She said: “Agency staffing costs have gone up and up and up under the Coalition Government. They need to bring it under control and so far we’re not seeing this.

“We’d like to see NHS staff on contracts with stability for the individual and cheaper for the NHS, so it’s win-win all round. The way agencies run they will try to create profits so the onus is on the Government to not force Trusts into using agencies.

“A lot of people will be shocked by these figures.

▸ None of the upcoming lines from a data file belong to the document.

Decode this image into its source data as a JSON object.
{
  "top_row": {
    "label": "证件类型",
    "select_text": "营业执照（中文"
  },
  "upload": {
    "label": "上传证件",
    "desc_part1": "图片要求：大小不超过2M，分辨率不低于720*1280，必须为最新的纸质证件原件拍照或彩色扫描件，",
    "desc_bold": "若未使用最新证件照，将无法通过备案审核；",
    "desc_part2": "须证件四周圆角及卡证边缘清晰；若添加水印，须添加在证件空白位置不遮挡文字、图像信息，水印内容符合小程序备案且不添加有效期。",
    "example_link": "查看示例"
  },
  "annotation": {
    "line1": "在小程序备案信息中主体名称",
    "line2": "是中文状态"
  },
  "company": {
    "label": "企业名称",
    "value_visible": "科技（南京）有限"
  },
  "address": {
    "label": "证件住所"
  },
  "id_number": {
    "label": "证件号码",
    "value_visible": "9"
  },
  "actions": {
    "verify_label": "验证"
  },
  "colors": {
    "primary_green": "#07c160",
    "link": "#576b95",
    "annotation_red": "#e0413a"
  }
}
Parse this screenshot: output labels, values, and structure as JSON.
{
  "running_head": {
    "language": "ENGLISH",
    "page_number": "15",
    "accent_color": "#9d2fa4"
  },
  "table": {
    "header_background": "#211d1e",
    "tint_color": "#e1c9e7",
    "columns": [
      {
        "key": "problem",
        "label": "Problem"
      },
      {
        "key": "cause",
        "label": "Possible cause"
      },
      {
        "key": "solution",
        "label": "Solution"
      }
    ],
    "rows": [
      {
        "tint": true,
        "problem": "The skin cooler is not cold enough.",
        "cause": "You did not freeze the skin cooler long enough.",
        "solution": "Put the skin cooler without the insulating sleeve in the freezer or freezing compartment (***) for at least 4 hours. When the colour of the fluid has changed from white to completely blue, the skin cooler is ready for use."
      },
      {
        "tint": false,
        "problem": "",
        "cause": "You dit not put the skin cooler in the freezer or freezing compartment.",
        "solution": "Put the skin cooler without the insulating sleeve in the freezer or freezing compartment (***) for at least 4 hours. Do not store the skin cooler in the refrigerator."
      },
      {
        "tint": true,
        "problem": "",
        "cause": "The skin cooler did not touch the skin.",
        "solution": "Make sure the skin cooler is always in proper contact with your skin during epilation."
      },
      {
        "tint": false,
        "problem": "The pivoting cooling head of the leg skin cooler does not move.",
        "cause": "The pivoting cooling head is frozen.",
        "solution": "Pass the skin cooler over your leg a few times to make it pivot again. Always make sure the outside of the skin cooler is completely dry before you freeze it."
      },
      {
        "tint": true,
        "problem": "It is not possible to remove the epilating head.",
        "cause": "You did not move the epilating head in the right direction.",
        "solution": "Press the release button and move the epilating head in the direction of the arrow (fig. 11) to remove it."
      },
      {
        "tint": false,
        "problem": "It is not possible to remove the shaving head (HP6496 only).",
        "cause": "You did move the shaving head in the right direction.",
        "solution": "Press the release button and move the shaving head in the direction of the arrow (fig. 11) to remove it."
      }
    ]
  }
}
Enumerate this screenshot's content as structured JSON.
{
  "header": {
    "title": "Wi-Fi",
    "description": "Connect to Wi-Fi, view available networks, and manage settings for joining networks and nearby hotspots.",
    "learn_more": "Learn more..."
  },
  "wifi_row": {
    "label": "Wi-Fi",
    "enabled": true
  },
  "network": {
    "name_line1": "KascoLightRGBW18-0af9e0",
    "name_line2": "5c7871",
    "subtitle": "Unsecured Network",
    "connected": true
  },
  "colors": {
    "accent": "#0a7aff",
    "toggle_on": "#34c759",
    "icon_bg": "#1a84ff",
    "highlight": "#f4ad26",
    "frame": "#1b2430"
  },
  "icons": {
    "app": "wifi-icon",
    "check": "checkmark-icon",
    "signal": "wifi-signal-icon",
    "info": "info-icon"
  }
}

As someone who has followed this I’m sadly not surprised, but I am disappointed.”

The figures come just days after NHS England chief executive Simon Stevens hit out at the amount hospitals were spending on temporary staff.

He pledged on BBC One’s Andrew Marr Show that the NHS would be taking action against staffing agencies.

He said: “What we’ve got to do is convert that (agency)spending into good, paying permanent jobs.”

Mr Stevens drew attention to a recent regulator’s report, which showed that NHS foundation trusts in England spent £1.8bn in 2014 on agency and contract staff - more than twice the planned amount.

He said the rise was partly due to hospitals putting more nurses on wards, following the public inquiry into the Stafford Hospital scandal.

Though he admitted it was “very hard” for individual hospitals to take action against agencies, he said “collectively the NHS can take action here and we will be doing that”.

Dr Peter Carter, chief executive of the Royal College of Nursing (RCN), said Mr Stevens’ assessment of he problem was “spot on”, arguing that agencies are currently 
charging “top dollar”.

He said: “The reality is that because of very poor workforce planning and because of cuts, particularly in the number of new student nurses taken on, the NHS is now playing catch-up and, to fill that vacuum, agencies have stepped in.”

The official numbers for the Blackpool Trusts show that the figures have increased from £4.1m in 2011 to £6.6m in 2012 and then £12m in 2013 and £15.3m in 2014.

However, the large jump between 2012 and 2013 came after the trust took on more work and absorbed extra costs as a result.

Nicky Ingham, director of workforce and organisational development said: “Blackpool Teaching Hospitals NHS Foundation Trust is committed to recruiting staff on a permanent basis and is undertaking a lot of activity in this area including overseas recruitment.

“However, there are national shortages of nurses and doctors in particular specialities and it is an extremely competitive environment to recruit in.

“We are looking proactively at ways to reduce usage of temporary staff while maintaining our commitment to safe staffing levels throughout the organisation, which requires us to utilise agency staff where necessary.”

The £15.3m expenditure on temporary staff in 2013/14 came in the same year official accounts showed the trust had a £12.4m deficit.

That came after the Trust posted surpluses of £3.2m in 2012/13 and £3.3m in 2011/12 It suffered a widely-reported loss of £23.1m in 2010/11.